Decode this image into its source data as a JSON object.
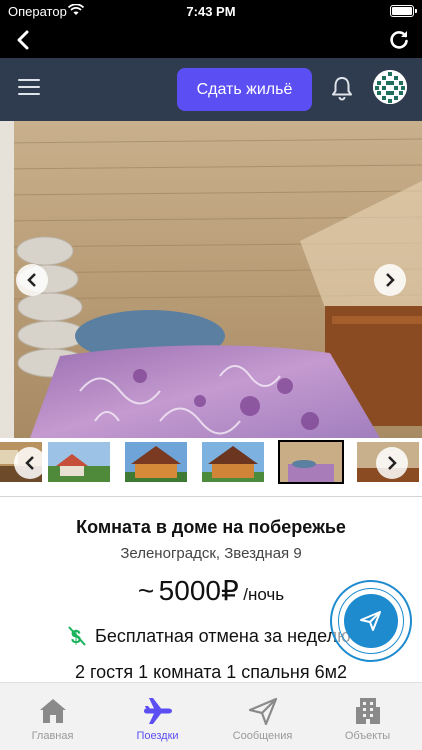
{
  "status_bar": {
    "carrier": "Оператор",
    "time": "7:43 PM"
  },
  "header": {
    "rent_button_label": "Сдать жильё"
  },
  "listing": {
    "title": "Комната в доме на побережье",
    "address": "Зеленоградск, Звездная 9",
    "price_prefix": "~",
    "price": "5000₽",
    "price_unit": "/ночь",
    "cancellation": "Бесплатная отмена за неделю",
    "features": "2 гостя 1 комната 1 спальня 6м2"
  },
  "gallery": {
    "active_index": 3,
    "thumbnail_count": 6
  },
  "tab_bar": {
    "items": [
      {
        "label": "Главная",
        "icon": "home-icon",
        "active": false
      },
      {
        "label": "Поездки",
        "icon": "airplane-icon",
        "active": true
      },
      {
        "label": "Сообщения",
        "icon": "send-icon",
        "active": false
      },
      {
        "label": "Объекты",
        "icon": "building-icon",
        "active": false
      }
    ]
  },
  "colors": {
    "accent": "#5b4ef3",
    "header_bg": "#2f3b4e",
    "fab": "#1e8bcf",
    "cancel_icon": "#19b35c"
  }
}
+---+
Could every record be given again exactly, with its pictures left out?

FINISHED TASK
Decode this image into its source data as a JSON object.
{
  "status_bar": {
    "carrier": "Оператор",
    "time": "7:43 PM"
  },
  "header": {
    "rent_button_label": "Сдать жильё"
  },
  "listing": {
    "title": "Комната в доме на побережье",
    "address": "Зеленоградск, Звездная 9",
    "price_prefix": "~",
    "price": "5000₽",
    "price_unit": "/ночь",
    "cancellation": "Бесплатная отмена за неделю",
    "features": "2 гостя 1 комната 1 спальня 6м2"
  },
  "gallery": {
    "active_index": 3,
    "thumbnail_count": 6
  },
  "tab_bar": {
    "items": [
      {
        "label": "Главная",
        "icon": "home-icon",
        "active": false
      },
      {
        "label": "Поездки",
        "icon": "airplane-icon",
        "active": true
      },
      {
        "label": "Сообщения",
        "icon": "send-icon",
        "active": false
      },
      {
        "label": "Объекты",
        "icon": "building-icon",
        "active": false
      }
    ]
  },
  "colors": {
    "accent": "#5b4ef3",
    "header_bg": "#2f3b4e",
    "fab": "#1e8bcf",
    "cancel_icon": "#19b35c"
  }
}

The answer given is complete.